Dorette was out of town Friday, so I drove over to St Cloud, Minn., just 74 miles from Bloomington, Minn. From 1970 to 1973, I taught at the college there (now designated a university).
I stopped at the cemetery where are buried some of my relatives from the Vogel side of the family. With water and a brush, I removed most of the moss that had accumulated on the gravestones since my last visit.
There are eight markers in the plot, the first placed in 1890, the most recent, pictured here, in 1993. It’s for my cousin, Gale Vogel, whom I last saw in 1991 at my mother’s funeral just two years before her own death.
For me it’s the saddest because it includes the name of her partner Eugene Hight, who 24 years after her death is not yet with her at this place. I have learned that Eugene died Feb. 21, 2013, in Little Falls, Minn. The flower on her marker had made me hopeful that they would eventually be together at this cemetery. The obituary says that is the family’s eventual intention.
I always pay my respects first at the grave of my grandfather William R. Vogel, 1884-1956.
He and his wife Ellen (who died after him and is buried at Mahnomen, Minn.), had 10 children, including my mother, Minnie. She and my father, Kermit, are buried near Wellsburg, N.D., where I also will be some day.
On the way back to Bloomington,I reflected about what I know and don’t know about the Vorland and Vogel families.

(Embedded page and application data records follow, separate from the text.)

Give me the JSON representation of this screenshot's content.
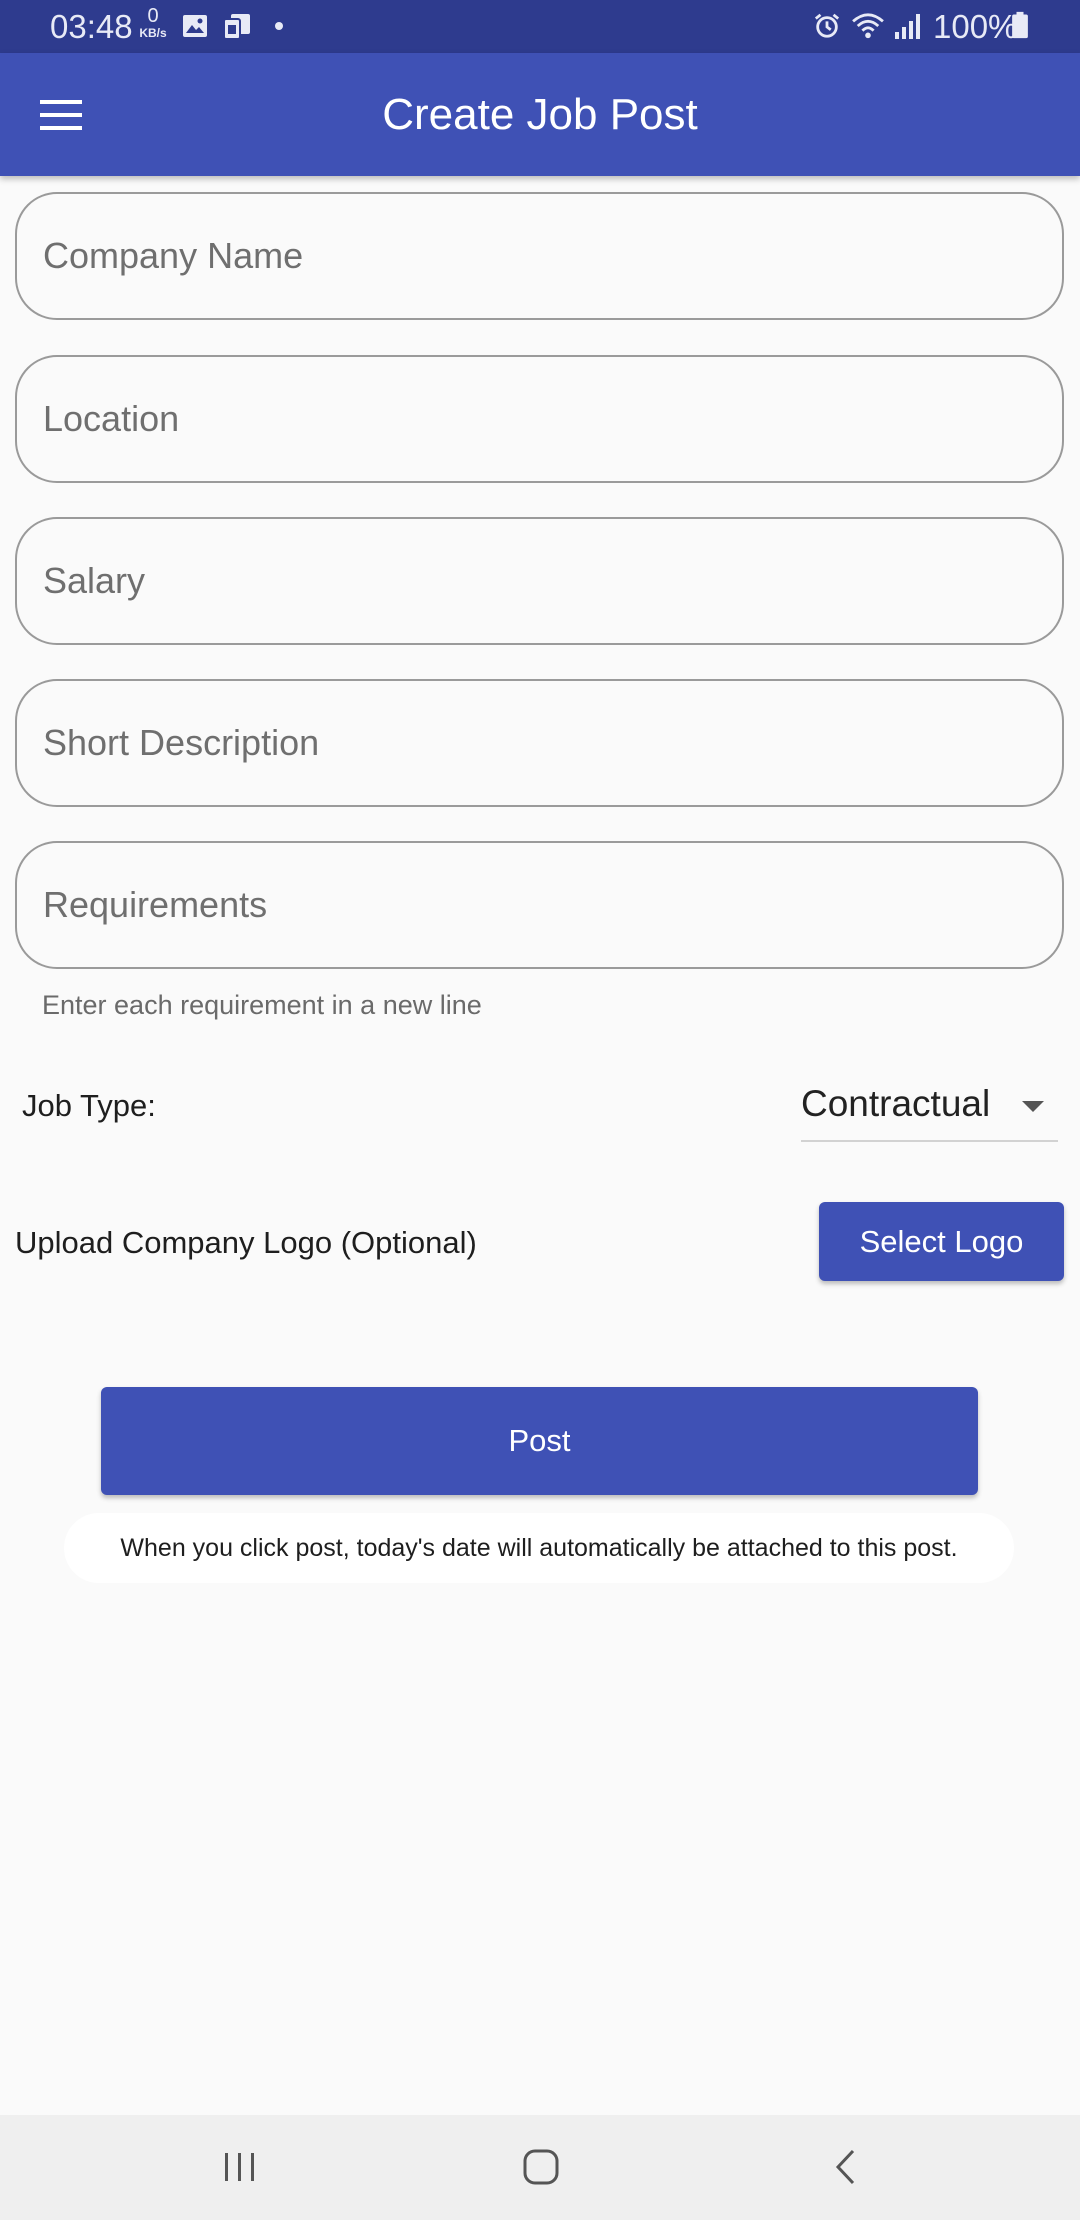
{
  "status_bar": {
    "time": "03:48",
    "network_speed_value": "0",
    "network_speed_unit": "KB/s",
    "battery": "100%",
    "icons": [
      "image-icon",
      "sim-icon",
      "alarm-icon",
      "wifi-icon",
      "signal-icon",
      "battery-icon"
    ]
  },
  "app_bar": {
    "title": "Create Job Post",
    "menu_icon": "hamburger-menu-icon"
  },
  "form": {
    "fields": [
      {
        "placeholder": "Company Name",
        "value": ""
      },
      {
        "placeholder": "Location",
        "value": ""
      },
      {
        "placeholder": "Salary",
        "value": ""
      },
      {
        "placeholder": "Short Description",
        "value": ""
      },
      {
        "placeholder": "Requirements",
        "value": ""
      }
    ],
    "requirements_helper": "Enter each requirement in a new line",
    "job_type_label": "Job Type:",
    "job_type_selected": "Contractual",
    "upload_label": "Upload Company Logo (Optional)",
    "select_logo_label": "Select Logo",
    "post_label": "Post",
    "note": "When you click post, today's date will automatically be attached to this post."
  },
  "nav_bar": {
    "buttons": [
      "recent-apps-icon",
      "home-icon",
      "back-icon"
    ]
  },
  "colors": {
    "status_bar": "#2e3b8e",
    "primary": "#3f51b5",
    "background": "#fafafa"
  }
}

Regarding the Vorland family, quite a lot. Many of those cousins and their children are friends on Facebook, and I’ve met some of the new generation in person.
Regarding the Vogel side, just the opposite.
I know nothing of the descendants of mom’s siblings, Sarah, Josephine, David, Tom, Ray, Isabel, Mary Lou, Beatrice, and Gale.
Not even of the descendants of my cousin Gale, in her grave not far from where I live.
As poet Andrew Marvel wrote, “At my back I always hear Time’s wingèd chariot hurrying near.”